→ **Directions for this task**
Copy every entry. Do not alter a single word.

┌──

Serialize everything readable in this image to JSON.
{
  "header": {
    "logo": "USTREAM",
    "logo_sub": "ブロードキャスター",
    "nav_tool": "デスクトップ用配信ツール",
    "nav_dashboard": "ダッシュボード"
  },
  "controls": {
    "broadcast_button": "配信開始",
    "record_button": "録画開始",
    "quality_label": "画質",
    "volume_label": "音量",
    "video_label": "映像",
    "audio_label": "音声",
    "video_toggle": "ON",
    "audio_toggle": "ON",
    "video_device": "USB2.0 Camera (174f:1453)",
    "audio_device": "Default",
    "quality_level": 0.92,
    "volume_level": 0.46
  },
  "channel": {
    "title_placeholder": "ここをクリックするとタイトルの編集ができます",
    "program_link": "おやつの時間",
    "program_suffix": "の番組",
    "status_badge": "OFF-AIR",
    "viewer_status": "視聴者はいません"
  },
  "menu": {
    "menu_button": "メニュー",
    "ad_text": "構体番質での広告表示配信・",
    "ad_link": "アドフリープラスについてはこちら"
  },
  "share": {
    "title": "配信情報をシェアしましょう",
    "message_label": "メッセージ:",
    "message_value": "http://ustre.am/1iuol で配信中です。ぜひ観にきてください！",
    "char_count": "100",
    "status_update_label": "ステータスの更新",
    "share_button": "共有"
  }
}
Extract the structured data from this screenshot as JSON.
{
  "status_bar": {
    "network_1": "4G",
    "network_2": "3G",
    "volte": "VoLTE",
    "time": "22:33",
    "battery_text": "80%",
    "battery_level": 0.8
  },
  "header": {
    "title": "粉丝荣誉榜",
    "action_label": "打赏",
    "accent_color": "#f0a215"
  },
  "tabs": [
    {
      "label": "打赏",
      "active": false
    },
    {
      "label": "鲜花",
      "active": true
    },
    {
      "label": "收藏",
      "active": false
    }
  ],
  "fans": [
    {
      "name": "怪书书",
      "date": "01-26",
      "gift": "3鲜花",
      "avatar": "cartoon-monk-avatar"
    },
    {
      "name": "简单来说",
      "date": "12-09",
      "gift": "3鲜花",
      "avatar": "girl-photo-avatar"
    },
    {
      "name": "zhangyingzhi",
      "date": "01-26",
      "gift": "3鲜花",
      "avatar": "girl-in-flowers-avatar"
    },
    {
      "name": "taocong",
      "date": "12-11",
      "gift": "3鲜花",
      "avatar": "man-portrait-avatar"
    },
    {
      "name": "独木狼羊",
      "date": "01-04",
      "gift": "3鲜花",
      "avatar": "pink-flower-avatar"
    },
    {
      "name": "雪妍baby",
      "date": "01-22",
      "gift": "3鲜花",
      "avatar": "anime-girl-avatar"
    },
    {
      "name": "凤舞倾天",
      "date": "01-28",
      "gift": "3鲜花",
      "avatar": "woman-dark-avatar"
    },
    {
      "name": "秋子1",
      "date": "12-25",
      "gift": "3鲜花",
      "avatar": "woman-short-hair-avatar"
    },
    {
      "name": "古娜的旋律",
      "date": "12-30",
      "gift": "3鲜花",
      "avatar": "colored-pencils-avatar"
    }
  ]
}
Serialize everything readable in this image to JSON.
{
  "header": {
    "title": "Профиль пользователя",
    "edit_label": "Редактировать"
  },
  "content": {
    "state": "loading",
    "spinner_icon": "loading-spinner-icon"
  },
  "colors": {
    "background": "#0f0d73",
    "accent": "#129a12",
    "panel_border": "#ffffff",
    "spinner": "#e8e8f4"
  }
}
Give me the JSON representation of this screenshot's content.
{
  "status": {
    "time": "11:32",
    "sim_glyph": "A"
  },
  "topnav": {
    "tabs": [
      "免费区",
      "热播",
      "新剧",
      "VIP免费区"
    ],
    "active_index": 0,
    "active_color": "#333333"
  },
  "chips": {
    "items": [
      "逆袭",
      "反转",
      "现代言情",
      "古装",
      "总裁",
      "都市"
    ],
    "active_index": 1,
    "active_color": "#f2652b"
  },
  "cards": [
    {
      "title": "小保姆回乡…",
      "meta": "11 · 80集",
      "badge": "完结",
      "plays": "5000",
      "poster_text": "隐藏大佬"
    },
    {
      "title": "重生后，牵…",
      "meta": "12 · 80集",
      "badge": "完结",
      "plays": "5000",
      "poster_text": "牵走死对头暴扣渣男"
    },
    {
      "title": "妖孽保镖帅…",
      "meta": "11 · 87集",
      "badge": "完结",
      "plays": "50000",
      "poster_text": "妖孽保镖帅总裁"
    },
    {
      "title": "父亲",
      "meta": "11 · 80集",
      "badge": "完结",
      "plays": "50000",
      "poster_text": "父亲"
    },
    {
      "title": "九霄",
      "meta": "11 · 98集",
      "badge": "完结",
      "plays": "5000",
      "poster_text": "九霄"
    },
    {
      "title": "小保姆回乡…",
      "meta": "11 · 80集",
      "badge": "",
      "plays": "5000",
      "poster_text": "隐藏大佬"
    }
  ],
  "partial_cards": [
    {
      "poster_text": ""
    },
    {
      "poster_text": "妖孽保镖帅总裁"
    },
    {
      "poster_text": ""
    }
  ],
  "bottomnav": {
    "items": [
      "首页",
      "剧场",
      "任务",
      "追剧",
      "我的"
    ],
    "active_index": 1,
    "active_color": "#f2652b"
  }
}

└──

→ **Solution to this task**
Serialize everything readable in this image to JSON.
{
  "header": {
    "logo": "USTREAM",
    "logo_sub": "ブロードキャスター",
    "nav_tool": "デスクトップ用配信ツール",
    "nav_dashboard": "ダッシュボード"
  },
  "controls": {
    "broadcast_button": "配信開始",
    "record_button": "録画開始",
    "quality_label": "画質",
    "volume_label": "音量",
    "video_label": "映像",
    "audio_label": "音声",
    "video_toggle": "ON",
    "audio_toggle": "ON",
    "video_device": "USB2.0 Camera (174f:1453)",
    "audio_device": "Default",
    "quality_level": 0.92,
    "volume_level": 0.46
  },
  "channel": {
    "title_placeholder": "ここをクリックするとタイトルの編集ができます",
    "program_link": "おやつの時間",
    "program_suffix": "の番組",
    "status_badge": "OFF-AIR",
    "viewer_status": "視聴者はいません"
  },
  "menu": {
    "menu_button": "メニュー",
    "ad_text": "構体番質での広告表示配信・",
    "ad_link": "アドフリープラスについてはこちら"
  },
  "share": {
    "title": "配信情報をシェアしましょう",
    "message_label": "メッセージ:",
    "message_value": "http://ustre.am/1iuol で配信中です。ぜひ観にきてください！",
    "char_count": "100",
    "status_update_label": "ステータスの更新",
    "share_button": "共有"
  }
}
Extract the structured data from this screenshot as JSON.
{
  "status_bar": {
    "network_1": "4G",
    "network_2": "3G",
    "volte": "VoLTE",
    "time": "22:33",
    "battery_text": "80%",
    "battery_level": 0.8
  },
  "header": {
    "title": "粉丝荣誉榜",
    "action_label": "打赏",
    "accent_color": "#f0a215"
  },
  "tabs": [
    {
      "label": "打赏",
      "active": false
    },
    {
      "label": "鲜花",
      "active": true
    },
    {
      "label": "收藏",
      "active": false
    }
  ],
  "fans": [
    {
      "name": "怪书书",
      "date": "01-26",
      "gift": "3鲜花",
      "avatar": "cartoon-monk-avatar"
    },
    {
      "name": "简单来说",
      "date": "12-09",
      "gift": "3鲜花",
      "avatar": "girl-photo-avatar"
    },
    {
      "name": "zhangyingzhi",
      "date": "01-26",
      "gift": "3鲜花",
      "avatar": "girl-in-flowers-avatar"
    },
    {
      "name": "taocong",
      "date": "12-11",
      "gift": "3鲜花",
      "avatar": "man-portrait-avatar"
    },
    {
      "name": "独木狼羊",
      "date": "01-04",
      "gift": "3鲜花",
      "avatar": "pink-flower-avatar"
    },
    {
      "name": "雪妍baby",
      "date": "01-22",
      "gift": "3鲜花",
      "avatar": "anime-girl-avatar"
    },
    {
      "name": "凤舞倾天",
      "date": "01-28",
      "gift": "3鲜花",
      "avatar": "woman-dark-avatar"
    },
    {
      "name": "秋子1",
      "date": "12-25",
      "gift": "3鲜花",
      "avatar": "woman-short-hair-avatar"
    },
    {
      "name": "古娜的旋律",
      "date": "12-30",
      "gift": "3鲜花",
      "avatar": "colored-pencils-avatar"
    }
  ]
}
Serialize everything readable in this image to JSON.
{
  "header": {
    "title": "Профиль пользователя",
    "edit_label": "Редактировать"
  },
  "content": {
    "state": "loading",
    "spinner_icon": "loading-spinner-icon"
  },
  "colors": {
    "background": "#0f0d73",
    "accent": "#129a12",
    "panel_border": "#ffffff",
    "spinner": "#e8e8f4"
  }
}
Give me the JSON representation of this screenshot's content.
{
  "status": {
    "time": "11:32",
    "sim_glyph": "A"
  },
  "topnav": {
    "tabs": [
      "免费区",
      "热播",
      "新剧",
      "VIP免费区"
    ],
    "active_index": 0,
    "active_color": "#333333"
  },
  "chips": {
    "items": [
      "逆袭",
      "反转",
      "现代言情",
      "古装",
      "总裁",
      "都市"
    ],
    "active_index": 1,
    "active_color": "#f2652b"
  },
  "cards": [
    {
      "title": "小保姆回乡…",
      "meta": "11 · 80集",
      "badge": "完结",
      "plays": "5000",
      "poster_text": "隐藏大佬"
    },
    {
      "title": "重生后，牵…",
      "meta": "12 · 80集",
      "badge": "完结",
      "plays": "5000",
      "poster_text": "牵走死对头暴扣渣男"
    },
    {
      "title": "妖孽保镖帅…",
      "meta": "11 · 87集",
      "badge": "完结",
      "plays": "50000",
      "poster_text": "妖孽保镖帅总裁"
    },
    {
      "title": "父亲",
      "meta": "11 · 80集",
      "badge": "完结",
      "plays": "50000",
      "poster_text": "父亲"
    },
    {
      "title": "九霄",
      "meta": "11 · 98集",
      "badge": "完结",
      "plays": "5000",
      "poster_text": "九霄"
    },
    {
      "title": "小保姆回乡…",
      "meta": "11 · 80集",
      "badge": "",
      "plays": "5000",
      "poster_text": "隐藏大佬"
    }
  ],
  "partial_cards": [
    {
      "poster_text": ""
    },
    {
      "poster_text": "妖孽保镖帅总裁"
    },
    {
      "poster_text": ""
    }
  ],
  "bottomnav": {
    "items": [
      "首页",
      "剧场",
      "任务",
      "追剧",
      "我的"
    ],
    "active_index": 1,
    "active_color": "#f2652b"
  }
}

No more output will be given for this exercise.